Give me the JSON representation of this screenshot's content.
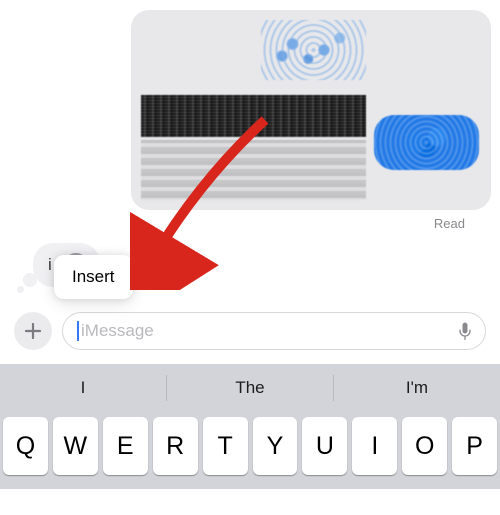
{
  "message": {
    "read_status": "Read"
  },
  "typing": {
    "partial_text": "i"
  },
  "popover": {
    "label": "Insert"
  },
  "input": {
    "placeholder": "iMessage"
  },
  "suggestions": [
    "I",
    "The",
    "I'm"
  ],
  "keys_row1": [
    "Q",
    "W",
    "E",
    "R",
    "T",
    "Y",
    "U",
    "I",
    "O",
    "P"
  ]
}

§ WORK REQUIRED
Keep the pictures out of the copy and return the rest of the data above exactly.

§ PROBLEM SOLUTION
Give me the JSON representation of this screenshot's content.
{
  "message": {
    "read_status": "Read"
  },
  "typing": {
    "partial_text": "i"
  },
  "popover": {
    "label": "Insert"
  },
  "input": {
    "placeholder": "iMessage"
  },
  "suggestions": [
    "I",
    "The",
    "I'm"
  ],
  "keys_row1": [
    "Q",
    "W",
    "E",
    "R",
    "T",
    "Y",
    "U",
    "I",
    "O",
    "P"
  ]
}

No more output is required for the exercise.